What Will You Be Doing Tuesday?
Will you listen to the list of names?
Will a tear come to your eye as the bells toll?
Will you cringe when you watch the video replays?
Or, will you be watching "The Gilmore Girls"?
America marks the sixth anniversary of the September 11th terror strikes, and the question is being asked: how much remembrance is too much?
I don't think you can legislate grief, and today's vast media landscape provides you with a bunch of options: you can wade in the waters of September 11th up to your neck, or you can completely ignore the observances by diving into music videos or Andy Griffith reruns. You can't beef, like we did in the days of three channels and no cable, that there was nothing else on television.
Does it make you a bad person? I think not. We all have different burn-out levels. To some, 9/11 will be a day that's forever blocked out on their calendars--no events, no appointments and certainly no joyous family observances (would you want September 11th as a wedding anniversary?). To others, it'll be just...another...day.

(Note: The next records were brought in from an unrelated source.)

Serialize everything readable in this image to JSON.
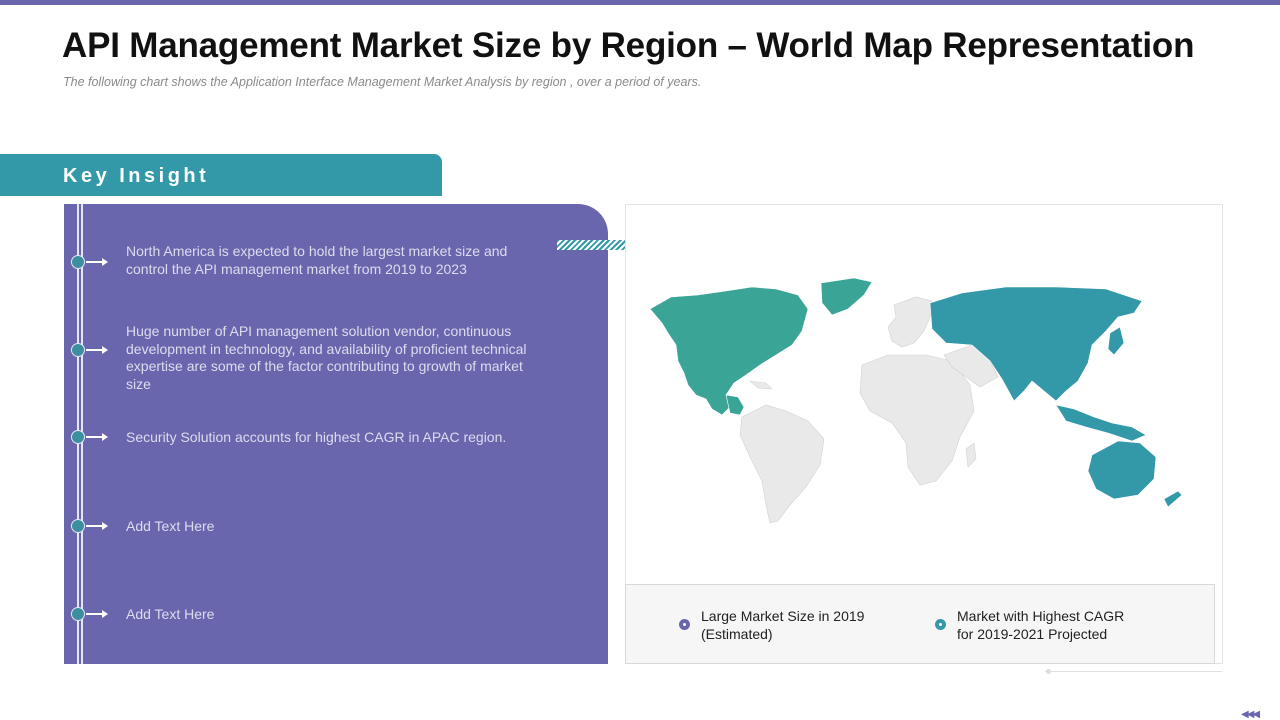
{
  "header": {
    "title": "API Management Market Size by Region – World Map Representation",
    "subtitle": "The following  chart shows the Application Interface Management  Market Analysis by region , over a period  of years."
  },
  "key_insight": {
    "label": "Key Insight",
    "items": [
      "North America is expected to hold the largest market size and control the API management market from 2019 to 2023",
      "Huge number of API management solution vendor, continuous development in technology, and availability of proficient technical expertise are some of the factor contributing to growth of market size",
      "Security Solution accounts for highest CAGR in APAC region.",
      "Add Text Here",
      "Add Text Here"
    ]
  },
  "legend": {
    "items": [
      {
        "label": "Large Market Size in 2019 (Estimated)",
        "color": "#6a66ad"
      },
      {
        "label": "Market with Highest CAGR for 2019-2021 Projected",
        "color": "#3398a8"
      }
    ]
  },
  "colors": {
    "accent_purple": "#6a66ad",
    "accent_teal": "#3398a8",
    "map_north_america": "#3aa596",
    "map_apac": "#3398a8",
    "map_other": "#e9e9e9"
  },
  "icons": {
    "nav": "triple-left-arrow-icon"
  }
}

I remember being at a party years ago when someone raised the traditional cocktail party conversation-starter: "Where were you on November 22nd, 1963?" When most of the group responded with a collective shrug, claiming not to have been born yet or, at the very least, not old enough at the time to comprehend what happened, well, then, it became apparent. History is generational. Those who lived through tumult keep it alive, so long as they can still steam up a mirror. It becomes the stuff of books and grainy video once those who survived the event pass.
As hard as it may be for many of us to believe, there will be a time when the bulk of those at a future cocktail party won't remember where they were on September 11th, because it will have preceded their birth. Grief can't be legislated, and you can't mandate remembrances. Those who feel the need to grieve should be able to do so as much as they want this coming Tuesday. Those who won't will have their reasons. Maybe they just can't cry any more. Maybe they've compartmentalized it. That's how some cope. They can't be damned for that.
It's not a case of forgetting history. And, as September 11th approaches, we can only hope we aren't doomed to repeat it.